- Cool Gadgets: Q does not appear in Live and Let Die, but this does not mean there aren’t any gadgets, and Q does get credit by name for some of the gadgets. Bond gets a watch from Q that is magnetic, which is strong enough to deflect a bullet from long range and delicate enough to disrobe a beautiful woman. The watch also has a spinning face that acts as a saw which Bond uses to cut through rope when tied up. After he checks into his hotel room, Bond uses a device to check for bugs, the electronic monitoring kind, not insects, although that would be helpful because you can’t trust those hotel rooms. On the weapon side, Bond has a shark gun that has compressed gas pellets which leads to an explosive end for Kananga and inflated ego.
- Crazy Action Stunts: While the gadgets are minimized in Live and Let Die, the actions stunts are crazier with several memorable scenes, and specifically chases. Bond is involved in different chases involving cars, a bus, motorcycles, planes and speedboats. On San Monique, Bond commandeers a double decker bus and chased around the island – watch out for that low bridge, James. Uh oh, there goes the top half of the bus. In New Orleans, Bond hijacks a Cessna 140, similar looking to Doug Masters Cessna A150M in Iron Eagle, and is chased by cars around an airport while never leaving the ground – watch out for those closing hangar door, James. Uh oh, there go both of the plane’s wings.
- Pitfall: When trapped at a crocodile farm that doubles as a heroin factory, Bond famously escapes by running across the back of the crocodiles. The stunt was actually done with live crocodiles by the real life owner of the crocodile farm, Ross Kananga, whose name was used for the main villain. After he destroys the drug factory, Bond escapes on a speedboat for a prolonged boat chase in and out of the bayou while avoiding other boats, cars, a floating blockade, a swimming pool and a wedding cake. After stopping Kananga and getting the girl, Bond is rudely interrupted on his train ride home by Tee Hee with a fight to the death ensuing. The producers most have enjoyed seeing a half mechanical man fighting Bond on a train because they had Bond fight Jaws, the man with a mechanical mouth, in The Spy Who Loved Me.

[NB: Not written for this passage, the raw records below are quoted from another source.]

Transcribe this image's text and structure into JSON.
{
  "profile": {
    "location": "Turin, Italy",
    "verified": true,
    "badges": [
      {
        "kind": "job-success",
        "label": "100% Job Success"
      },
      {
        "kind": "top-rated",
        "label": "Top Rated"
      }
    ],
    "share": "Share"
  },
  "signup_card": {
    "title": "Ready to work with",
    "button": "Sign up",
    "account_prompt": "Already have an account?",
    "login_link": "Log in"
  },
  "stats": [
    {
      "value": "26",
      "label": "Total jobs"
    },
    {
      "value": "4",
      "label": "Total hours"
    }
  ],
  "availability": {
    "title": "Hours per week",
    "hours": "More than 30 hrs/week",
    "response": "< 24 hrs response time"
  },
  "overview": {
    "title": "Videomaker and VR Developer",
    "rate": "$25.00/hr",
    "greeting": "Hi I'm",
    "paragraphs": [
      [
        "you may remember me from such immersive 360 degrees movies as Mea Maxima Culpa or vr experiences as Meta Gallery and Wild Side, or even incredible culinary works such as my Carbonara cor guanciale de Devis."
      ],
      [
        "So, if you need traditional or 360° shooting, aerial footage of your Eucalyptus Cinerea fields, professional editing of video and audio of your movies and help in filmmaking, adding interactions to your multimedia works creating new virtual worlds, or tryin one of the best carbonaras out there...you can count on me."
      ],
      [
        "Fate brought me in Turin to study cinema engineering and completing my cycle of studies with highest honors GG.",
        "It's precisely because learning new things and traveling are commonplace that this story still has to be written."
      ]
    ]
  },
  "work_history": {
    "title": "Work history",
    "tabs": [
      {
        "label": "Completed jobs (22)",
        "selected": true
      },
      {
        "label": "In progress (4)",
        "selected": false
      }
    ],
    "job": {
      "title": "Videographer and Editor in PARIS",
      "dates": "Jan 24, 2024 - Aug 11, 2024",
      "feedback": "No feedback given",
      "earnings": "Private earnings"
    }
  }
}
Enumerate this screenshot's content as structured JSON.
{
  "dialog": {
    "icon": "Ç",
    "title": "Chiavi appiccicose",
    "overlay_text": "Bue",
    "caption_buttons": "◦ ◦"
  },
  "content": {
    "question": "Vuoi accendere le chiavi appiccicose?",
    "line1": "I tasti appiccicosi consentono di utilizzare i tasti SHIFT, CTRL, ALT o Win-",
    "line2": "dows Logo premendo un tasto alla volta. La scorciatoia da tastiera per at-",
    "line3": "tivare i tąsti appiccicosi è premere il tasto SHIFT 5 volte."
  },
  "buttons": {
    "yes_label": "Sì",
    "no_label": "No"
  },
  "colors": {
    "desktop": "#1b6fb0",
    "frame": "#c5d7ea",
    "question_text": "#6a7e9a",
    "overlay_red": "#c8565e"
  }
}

- Beautiful Bond Girls: Live and Let Die is the most mystical of all the Bond films, and Solitaire, Jane Seymour in one of her first major roles, fits right into the theme as she is tarot card reading psychic. She comes from a long line of female mystics that Kananga has in his control, using the powers for his own benefit. The only problem is that the powers are only viable as long as the seer is still a virgin. Bond uses this to his advantage to get to Kananga by stacking the tarot deck forcing “The Lover” to be in the cards. Solitaire sleeps with Bond and loses her power, but gains her freedom from Kananga.

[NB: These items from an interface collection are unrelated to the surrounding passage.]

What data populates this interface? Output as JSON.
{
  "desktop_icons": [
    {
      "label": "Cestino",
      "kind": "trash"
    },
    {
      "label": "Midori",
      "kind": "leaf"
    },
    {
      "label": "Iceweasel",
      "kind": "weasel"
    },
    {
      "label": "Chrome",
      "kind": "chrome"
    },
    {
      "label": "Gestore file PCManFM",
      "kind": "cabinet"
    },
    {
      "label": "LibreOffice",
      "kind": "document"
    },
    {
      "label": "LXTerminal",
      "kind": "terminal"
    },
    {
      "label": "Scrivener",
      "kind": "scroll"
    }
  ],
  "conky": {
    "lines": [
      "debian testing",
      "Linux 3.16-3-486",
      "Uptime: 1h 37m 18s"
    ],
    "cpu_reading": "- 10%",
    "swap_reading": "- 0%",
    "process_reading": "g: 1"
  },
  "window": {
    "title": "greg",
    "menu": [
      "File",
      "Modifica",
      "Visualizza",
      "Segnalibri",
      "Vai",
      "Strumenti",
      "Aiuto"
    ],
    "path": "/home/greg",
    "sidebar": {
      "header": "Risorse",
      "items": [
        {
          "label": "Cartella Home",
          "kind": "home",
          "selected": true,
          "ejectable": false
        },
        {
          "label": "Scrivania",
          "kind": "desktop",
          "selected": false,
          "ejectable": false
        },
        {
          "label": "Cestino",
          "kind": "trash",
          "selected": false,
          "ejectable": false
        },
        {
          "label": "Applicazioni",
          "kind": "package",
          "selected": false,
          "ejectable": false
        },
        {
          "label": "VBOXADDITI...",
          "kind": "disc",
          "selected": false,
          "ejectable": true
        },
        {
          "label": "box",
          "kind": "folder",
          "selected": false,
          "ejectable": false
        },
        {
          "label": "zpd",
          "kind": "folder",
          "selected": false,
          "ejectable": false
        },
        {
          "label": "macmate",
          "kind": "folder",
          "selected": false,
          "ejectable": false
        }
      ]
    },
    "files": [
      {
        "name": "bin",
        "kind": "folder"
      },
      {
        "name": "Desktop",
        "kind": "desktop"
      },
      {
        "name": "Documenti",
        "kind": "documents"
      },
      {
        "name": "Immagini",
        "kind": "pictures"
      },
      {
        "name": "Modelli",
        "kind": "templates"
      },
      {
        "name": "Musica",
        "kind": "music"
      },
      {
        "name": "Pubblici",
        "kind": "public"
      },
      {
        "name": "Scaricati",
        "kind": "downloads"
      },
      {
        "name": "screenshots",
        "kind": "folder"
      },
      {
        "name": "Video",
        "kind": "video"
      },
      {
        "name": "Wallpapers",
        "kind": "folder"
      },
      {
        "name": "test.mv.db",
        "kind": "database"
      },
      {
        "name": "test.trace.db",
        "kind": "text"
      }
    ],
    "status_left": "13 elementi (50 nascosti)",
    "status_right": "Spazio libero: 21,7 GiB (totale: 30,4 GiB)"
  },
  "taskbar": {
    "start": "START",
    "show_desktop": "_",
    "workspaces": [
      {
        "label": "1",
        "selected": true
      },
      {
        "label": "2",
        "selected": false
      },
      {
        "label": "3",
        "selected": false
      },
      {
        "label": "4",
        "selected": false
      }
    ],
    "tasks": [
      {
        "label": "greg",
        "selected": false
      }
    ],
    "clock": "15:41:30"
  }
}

- Jungle Fever: Live and Let Die was also the most progressive Bond film up to that point. While there had been African American Bond Girls before, Live and Let Die had the first romantic relation, if you know what I mean, with Bond. Rosie Carver (Gloria Hendry) plays a CIA double agent who is actually working for Kananga. Bond doesn’t trust Carver, and after their relations he tries to get answers, but she is shot dead by Kananga’s forces before she can provide and information. Special recognition to Miss Caruso (Madeline Smith) an Italian agent that Bond is able to use his watch to magnetically unzip the back of her dress, and Miss Moneypenny (Lois Maxwell) who ,even though she is not a Bond Girl, always provides some playful banter with Bond.